Web page and app entries
※ ※ ※
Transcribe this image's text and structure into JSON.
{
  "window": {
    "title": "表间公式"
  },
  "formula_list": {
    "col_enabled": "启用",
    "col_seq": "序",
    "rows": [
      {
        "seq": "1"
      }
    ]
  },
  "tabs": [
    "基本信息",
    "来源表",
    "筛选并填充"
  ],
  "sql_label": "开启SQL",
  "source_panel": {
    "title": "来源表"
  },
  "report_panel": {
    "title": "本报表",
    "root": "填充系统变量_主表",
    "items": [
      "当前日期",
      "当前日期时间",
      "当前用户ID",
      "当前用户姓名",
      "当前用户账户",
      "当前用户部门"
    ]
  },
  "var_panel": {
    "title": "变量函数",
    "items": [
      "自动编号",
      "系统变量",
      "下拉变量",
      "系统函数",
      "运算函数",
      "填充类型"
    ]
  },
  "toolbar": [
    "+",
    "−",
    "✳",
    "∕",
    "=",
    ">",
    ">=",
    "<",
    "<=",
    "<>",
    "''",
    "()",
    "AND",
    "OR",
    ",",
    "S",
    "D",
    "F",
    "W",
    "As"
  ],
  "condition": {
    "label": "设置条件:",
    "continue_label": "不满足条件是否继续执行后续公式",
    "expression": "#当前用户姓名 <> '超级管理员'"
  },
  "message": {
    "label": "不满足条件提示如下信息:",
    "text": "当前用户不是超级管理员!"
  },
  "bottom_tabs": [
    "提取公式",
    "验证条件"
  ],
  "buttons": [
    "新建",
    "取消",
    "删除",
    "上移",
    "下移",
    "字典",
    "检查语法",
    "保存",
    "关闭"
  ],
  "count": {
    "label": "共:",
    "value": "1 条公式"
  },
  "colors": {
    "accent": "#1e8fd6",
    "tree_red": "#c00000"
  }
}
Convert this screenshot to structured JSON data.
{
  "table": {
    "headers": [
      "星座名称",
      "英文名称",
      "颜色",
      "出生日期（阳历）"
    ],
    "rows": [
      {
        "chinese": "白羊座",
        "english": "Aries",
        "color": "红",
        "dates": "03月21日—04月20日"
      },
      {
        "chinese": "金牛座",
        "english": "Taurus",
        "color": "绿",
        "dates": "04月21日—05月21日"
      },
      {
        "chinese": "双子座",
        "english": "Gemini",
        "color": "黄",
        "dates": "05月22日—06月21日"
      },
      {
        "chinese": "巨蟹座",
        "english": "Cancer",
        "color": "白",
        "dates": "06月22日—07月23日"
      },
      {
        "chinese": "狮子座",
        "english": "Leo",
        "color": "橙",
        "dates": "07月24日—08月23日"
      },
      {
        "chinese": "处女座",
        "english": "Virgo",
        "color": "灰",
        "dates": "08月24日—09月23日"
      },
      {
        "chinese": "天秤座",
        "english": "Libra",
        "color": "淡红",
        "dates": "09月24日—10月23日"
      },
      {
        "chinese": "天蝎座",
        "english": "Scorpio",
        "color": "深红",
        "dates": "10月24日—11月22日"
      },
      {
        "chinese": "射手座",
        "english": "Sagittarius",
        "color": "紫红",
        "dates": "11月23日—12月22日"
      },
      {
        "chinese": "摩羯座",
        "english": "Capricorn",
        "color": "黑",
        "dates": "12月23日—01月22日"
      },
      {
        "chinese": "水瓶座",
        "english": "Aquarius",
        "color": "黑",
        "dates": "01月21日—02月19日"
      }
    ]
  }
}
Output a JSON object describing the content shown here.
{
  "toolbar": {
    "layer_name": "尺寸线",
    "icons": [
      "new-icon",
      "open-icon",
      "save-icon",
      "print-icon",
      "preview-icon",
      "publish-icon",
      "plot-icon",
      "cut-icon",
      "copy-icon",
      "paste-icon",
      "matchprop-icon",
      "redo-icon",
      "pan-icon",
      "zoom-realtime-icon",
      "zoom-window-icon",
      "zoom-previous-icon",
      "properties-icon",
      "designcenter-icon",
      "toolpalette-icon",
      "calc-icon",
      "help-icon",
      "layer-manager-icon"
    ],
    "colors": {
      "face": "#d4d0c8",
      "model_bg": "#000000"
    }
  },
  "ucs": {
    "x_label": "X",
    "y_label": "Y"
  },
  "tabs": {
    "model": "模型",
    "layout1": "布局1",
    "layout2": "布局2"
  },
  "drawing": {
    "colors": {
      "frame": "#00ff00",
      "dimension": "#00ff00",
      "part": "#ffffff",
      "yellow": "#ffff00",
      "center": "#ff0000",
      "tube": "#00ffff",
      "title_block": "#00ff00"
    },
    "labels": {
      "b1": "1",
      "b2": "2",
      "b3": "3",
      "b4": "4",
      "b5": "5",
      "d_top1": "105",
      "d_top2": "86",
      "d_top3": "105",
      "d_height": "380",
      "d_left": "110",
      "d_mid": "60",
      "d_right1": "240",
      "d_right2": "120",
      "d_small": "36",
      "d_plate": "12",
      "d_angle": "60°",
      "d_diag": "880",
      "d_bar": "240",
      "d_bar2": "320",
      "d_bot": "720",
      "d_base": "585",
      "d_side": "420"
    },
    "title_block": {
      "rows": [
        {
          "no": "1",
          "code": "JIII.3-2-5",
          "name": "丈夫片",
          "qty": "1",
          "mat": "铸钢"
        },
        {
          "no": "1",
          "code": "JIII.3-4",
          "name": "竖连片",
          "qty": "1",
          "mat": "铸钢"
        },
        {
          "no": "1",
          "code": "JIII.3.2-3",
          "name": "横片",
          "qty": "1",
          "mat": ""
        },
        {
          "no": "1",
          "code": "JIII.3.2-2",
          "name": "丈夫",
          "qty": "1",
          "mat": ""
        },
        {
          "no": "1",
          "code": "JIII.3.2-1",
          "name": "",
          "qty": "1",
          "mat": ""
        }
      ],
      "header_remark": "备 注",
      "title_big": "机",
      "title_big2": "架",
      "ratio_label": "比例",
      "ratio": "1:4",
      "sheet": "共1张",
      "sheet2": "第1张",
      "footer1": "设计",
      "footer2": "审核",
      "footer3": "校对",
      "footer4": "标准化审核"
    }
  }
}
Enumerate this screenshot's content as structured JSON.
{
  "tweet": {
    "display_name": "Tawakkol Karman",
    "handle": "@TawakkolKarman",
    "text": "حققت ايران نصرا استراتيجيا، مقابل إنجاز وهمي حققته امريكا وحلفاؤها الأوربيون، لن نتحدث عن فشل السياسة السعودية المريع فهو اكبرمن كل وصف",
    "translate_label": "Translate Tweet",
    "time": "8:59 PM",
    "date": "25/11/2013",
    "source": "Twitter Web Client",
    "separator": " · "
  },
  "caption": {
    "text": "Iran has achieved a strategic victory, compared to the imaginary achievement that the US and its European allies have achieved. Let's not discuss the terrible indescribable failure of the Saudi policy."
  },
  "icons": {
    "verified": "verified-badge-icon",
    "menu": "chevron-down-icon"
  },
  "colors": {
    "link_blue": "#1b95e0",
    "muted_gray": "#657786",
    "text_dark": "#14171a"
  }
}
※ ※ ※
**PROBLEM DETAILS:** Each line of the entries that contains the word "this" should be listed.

**RESPONSE AREA:**
Transcribe this image's text and structure into JSON.
Convert this screenshot to structured JSON data.
Enumerate this screenshot's content as structured JSON.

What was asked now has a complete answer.